* _Task description_
A single number is the whole answer: the count of lines in the records where "title" occurs.

==========

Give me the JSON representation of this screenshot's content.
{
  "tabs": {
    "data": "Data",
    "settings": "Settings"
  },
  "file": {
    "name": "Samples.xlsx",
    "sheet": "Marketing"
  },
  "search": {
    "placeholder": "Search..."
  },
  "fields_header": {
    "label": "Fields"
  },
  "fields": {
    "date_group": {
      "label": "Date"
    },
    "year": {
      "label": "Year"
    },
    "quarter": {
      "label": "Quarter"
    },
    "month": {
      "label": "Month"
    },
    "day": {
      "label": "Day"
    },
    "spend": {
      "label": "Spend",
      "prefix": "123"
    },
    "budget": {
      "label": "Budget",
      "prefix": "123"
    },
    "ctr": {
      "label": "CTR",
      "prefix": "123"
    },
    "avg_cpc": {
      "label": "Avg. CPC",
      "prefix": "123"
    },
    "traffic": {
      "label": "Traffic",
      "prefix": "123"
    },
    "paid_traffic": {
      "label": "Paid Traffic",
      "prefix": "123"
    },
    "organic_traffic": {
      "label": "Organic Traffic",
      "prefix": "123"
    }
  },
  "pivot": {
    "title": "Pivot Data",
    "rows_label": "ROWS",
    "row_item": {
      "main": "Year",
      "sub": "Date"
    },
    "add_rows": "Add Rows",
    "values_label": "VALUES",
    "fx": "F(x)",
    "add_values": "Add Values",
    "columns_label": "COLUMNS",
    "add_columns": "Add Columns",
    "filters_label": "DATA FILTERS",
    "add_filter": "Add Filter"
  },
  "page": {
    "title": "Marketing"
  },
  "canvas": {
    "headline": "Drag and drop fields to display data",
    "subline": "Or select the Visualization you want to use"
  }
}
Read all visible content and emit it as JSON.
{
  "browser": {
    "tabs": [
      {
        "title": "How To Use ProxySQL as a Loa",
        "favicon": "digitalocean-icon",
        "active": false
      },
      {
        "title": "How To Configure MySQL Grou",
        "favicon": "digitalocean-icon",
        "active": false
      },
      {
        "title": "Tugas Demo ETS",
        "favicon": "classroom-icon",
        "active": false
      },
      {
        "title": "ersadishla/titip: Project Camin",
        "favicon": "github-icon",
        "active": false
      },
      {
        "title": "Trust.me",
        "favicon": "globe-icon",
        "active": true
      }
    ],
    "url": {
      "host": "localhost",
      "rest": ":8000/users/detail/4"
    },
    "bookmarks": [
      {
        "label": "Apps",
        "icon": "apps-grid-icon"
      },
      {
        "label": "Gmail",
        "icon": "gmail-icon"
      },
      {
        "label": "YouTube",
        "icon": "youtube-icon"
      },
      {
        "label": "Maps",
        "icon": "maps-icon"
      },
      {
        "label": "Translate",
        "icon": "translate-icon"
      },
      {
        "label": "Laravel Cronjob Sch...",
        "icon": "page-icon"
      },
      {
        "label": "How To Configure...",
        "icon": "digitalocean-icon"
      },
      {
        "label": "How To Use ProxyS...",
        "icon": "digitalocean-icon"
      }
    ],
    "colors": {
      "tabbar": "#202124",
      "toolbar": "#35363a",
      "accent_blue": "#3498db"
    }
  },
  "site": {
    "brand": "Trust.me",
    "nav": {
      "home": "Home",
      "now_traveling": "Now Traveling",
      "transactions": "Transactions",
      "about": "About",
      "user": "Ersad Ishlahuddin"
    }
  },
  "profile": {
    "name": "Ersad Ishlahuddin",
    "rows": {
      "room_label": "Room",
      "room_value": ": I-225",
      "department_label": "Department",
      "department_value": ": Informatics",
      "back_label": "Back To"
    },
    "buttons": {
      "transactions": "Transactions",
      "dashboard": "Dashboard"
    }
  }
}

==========

* _Solved problem_
7